== Segment start ==

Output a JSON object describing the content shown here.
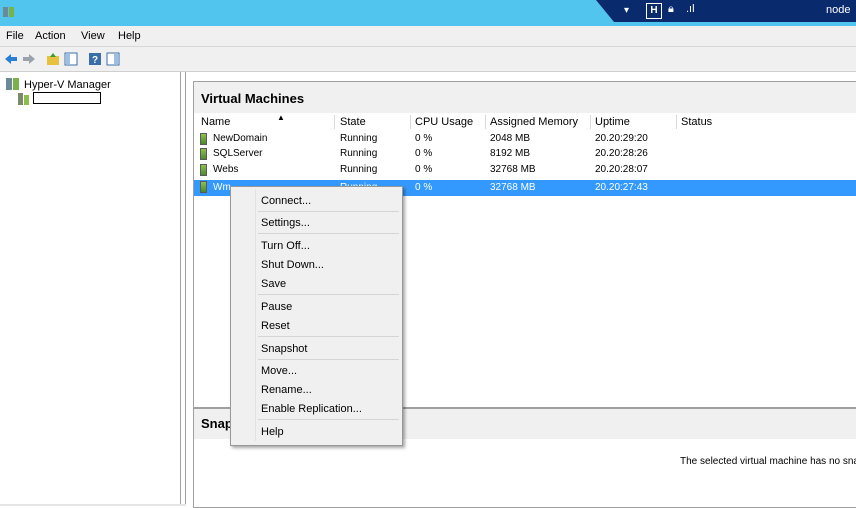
{
  "titlebar": {
    "app_icon": "hyperv-app-icon",
    "accent": "#52c5ee"
  },
  "rdp_bar": {
    "pin_icon": "pin-icon",
    "restore_icon": "restore-icon",
    "lock_icon": "lock-icon",
    "signal_icon": "signal-icon",
    "connection_label": "node"
  },
  "menu": {
    "file": "File",
    "action": "Action",
    "view": "View",
    "help": "Help"
  },
  "toolbar": {
    "buttons": [
      "back-icon",
      "forward-icon",
      "up-folder-icon",
      "console-tree-icon",
      "help-icon",
      "action-pane-icon"
    ]
  },
  "tree": {
    "root_label": "Hyper-V Manager",
    "child_label": ""
  },
  "vm_panel": {
    "title": "Virtual Machines",
    "columns": [
      "Name",
      "State",
      "CPU Usage",
      "Assigned Memory",
      "Uptime",
      "Status"
    ],
    "rows": [
      {
        "name": "NewDomain",
        "state": "Running",
        "cpu": "0 %",
        "memory": "2048 MB",
        "uptime": "20.20:29:20",
        "status": ""
      },
      {
        "name": "SQLServer",
        "state": "Running",
        "cpu": "0 %",
        "memory": "8192 MB",
        "uptime": "20.20:28:26",
        "status": ""
      },
      {
        "name": "Webs",
        "state": "Running",
        "cpu": "0 %",
        "memory": "32768 MB",
        "uptime": "20.20:28:07",
        "status": ""
      },
      {
        "name": "Wm",
        "state": "Running",
        "cpu": "0 %",
        "memory": "32768 MB",
        "uptime": "20.20:27:43",
        "status": "",
        "selected": true
      }
    ]
  },
  "snapshot_panel": {
    "title": "Snap",
    "message": "The selected virtual machine has no snaps"
  },
  "context_menu": {
    "items": [
      "Connect...",
      "Settings...",
      "Turn Off...",
      "Shut Down...",
      "Save",
      "Pause",
      "Reset",
      "Snapshot",
      "Move...",
      "Rename...",
      "Enable Replication...",
      "Help"
    ]
  },
  "colors": {
    "selection": "#3399ff",
    "title_bar": "#52c5ee",
    "rdp_bar": "#0a2a6e"
  }
}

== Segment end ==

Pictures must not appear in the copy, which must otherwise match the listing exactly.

_Exercise output_
Output a JSON object describing the content shown here.
{
  "titlebar": {
    "app_icon": "hyperv-app-icon",
    "accent": "#52c5ee"
  },
  "rdp_bar": {
    "pin_icon": "pin-icon",
    "restore_icon": "restore-icon",
    "lock_icon": "lock-icon",
    "signal_icon": "signal-icon",
    "connection_label": "node"
  },
  "menu": {
    "file": "File",
    "action": "Action",
    "view": "View",
    "help": "Help"
  },
  "toolbar": {
    "buttons": [
      "back-icon",
      "forward-icon",
      "up-folder-icon",
      "console-tree-icon",
      "help-icon",
      "action-pane-icon"
    ]
  },
  "tree": {
    "root_label": "Hyper-V Manager",
    "child_label": ""
  },
  "vm_panel": {
    "title": "Virtual Machines",
    "columns": [
      "Name",
      "State",
      "CPU Usage",
      "Assigned Memory",
      "Uptime",
      "Status"
    ],
    "rows": [
      {
        "name": "NewDomain",
        "state": "Running",
        "cpu": "0 %",
        "memory": "2048 MB",
        "uptime": "20.20:29:20",
        "status": ""
      },
      {
        "name": "SQLServer",
        "state": "Running",
        "cpu": "0 %",
        "memory": "8192 MB",
        "uptime": "20.20:28:26",
        "status": ""
      },
      {
        "name": "Webs",
        "state": "Running",
        "cpu": "0 %",
        "memory": "32768 MB",
        "uptime": "20.20:28:07",
        "status": ""
      },
      {
        "name": "Wm",
        "state": "Running",
        "cpu": "0 %",
        "memory": "32768 MB",
        "uptime": "20.20:27:43",
        "status": "",
        "selected": true
      }
    ]
  },
  "snapshot_panel": {
    "title": "Snap",
    "message": "The selected virtual machine has no snaps"
  },
  "context_menu": {
    "items": [
      "Connect...",
      "Settings...",
      "Turn Off...",
      "Shut Down...",
      "Save",
      "Pause",
      "Reset",
      "Snapshot",
      "Move...",
      "Rename...",
      "Enable Replication...",
      "Help"
    ]
  },
  "colors": {
    "selection": "#3399ff",
    "title_bar": "#52c5ee",
    "rdp_bar": "#0a2a6e"
  }
}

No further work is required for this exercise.